Problem description. Pull every line of the entries that has the word "value".

[Opening Source material section]

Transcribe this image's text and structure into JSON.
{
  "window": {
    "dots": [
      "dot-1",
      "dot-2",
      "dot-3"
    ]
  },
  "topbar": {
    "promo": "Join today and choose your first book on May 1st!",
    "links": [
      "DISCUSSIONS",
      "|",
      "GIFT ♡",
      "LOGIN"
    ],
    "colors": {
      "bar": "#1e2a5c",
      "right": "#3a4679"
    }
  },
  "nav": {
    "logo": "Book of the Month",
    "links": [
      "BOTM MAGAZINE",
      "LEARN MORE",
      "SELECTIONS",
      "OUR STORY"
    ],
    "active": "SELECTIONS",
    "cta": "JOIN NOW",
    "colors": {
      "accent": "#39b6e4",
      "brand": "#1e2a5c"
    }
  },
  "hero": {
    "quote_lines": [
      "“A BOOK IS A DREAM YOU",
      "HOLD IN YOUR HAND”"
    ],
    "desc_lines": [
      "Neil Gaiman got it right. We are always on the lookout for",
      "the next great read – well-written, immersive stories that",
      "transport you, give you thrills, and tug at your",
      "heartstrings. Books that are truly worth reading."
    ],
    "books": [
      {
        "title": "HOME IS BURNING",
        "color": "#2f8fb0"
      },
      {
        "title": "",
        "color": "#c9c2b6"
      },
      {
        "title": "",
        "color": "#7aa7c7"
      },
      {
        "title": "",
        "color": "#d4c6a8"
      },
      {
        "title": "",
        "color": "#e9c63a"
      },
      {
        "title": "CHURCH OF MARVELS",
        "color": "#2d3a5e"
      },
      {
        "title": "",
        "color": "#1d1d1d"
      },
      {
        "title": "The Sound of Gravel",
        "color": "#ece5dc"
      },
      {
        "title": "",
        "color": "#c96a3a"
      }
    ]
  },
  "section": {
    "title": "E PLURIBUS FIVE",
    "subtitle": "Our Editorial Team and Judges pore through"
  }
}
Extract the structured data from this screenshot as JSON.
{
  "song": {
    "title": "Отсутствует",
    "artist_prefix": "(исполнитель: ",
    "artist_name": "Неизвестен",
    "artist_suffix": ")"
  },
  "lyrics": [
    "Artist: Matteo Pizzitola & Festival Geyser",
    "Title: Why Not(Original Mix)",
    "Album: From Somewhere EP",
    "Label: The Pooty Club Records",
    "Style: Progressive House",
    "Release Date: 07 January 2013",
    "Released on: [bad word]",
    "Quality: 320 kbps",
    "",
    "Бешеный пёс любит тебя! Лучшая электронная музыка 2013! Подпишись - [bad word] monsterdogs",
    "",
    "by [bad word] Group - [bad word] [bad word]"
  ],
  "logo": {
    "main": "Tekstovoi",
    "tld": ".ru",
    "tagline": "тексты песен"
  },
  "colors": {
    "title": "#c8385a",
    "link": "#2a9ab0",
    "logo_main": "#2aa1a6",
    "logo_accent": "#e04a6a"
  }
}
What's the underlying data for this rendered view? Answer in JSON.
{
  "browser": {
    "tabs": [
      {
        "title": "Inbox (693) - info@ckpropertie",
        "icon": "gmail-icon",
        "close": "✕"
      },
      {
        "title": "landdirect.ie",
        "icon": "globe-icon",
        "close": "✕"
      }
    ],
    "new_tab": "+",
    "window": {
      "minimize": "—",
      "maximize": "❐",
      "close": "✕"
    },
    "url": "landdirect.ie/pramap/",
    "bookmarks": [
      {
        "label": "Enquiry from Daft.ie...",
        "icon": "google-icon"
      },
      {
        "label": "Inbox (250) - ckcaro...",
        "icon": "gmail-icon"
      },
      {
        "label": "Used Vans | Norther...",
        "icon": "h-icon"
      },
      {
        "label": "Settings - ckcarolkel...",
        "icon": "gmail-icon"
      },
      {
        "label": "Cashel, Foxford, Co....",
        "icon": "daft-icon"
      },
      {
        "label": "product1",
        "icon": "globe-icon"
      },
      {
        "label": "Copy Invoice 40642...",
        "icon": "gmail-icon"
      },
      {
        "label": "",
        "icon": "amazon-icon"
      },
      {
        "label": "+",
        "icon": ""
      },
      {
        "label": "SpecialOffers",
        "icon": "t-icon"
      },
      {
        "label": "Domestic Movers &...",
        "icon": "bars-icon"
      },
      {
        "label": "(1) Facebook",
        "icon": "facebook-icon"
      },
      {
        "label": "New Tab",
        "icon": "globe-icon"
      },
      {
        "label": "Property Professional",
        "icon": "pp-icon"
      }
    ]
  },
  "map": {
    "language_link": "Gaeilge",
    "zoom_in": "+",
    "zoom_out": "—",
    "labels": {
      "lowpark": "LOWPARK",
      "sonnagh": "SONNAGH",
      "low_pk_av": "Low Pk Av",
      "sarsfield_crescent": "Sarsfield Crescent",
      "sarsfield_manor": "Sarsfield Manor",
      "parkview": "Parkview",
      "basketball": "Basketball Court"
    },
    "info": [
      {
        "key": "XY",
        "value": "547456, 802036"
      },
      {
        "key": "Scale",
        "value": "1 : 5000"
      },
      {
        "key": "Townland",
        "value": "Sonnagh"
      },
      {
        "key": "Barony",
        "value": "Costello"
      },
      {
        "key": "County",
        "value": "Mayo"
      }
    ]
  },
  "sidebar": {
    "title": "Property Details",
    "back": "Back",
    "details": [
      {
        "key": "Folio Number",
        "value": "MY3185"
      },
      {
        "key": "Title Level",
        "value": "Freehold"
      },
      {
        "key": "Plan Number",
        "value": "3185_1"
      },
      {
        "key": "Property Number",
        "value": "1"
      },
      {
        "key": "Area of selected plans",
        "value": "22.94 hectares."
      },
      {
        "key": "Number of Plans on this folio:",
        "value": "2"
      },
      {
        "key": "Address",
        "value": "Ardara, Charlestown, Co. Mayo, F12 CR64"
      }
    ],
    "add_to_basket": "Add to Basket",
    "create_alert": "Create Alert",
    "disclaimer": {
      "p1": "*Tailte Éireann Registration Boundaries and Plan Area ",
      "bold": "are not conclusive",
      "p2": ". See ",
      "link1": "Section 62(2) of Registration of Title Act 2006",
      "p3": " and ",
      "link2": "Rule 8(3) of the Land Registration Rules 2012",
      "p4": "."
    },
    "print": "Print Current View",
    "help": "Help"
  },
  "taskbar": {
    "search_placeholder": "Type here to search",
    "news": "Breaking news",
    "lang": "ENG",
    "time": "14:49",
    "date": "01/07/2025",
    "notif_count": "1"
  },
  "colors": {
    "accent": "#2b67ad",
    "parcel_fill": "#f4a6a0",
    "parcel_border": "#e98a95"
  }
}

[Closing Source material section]

Answer to this task.
        "value": "547456, 802036"
        "value": "1 : 5000"
        "value": "Sonnagh"
        "value": "Costello"
        "value": "Mayo"
        "value": "MY3185"
        "value": "Freehold"
        "value": "3185_1"
        "value": "1"
        "value": "22.94 hectares."
        "value": "2"
        "value": "Ardara, Charlestown, Co. Mayo, F12 CR64"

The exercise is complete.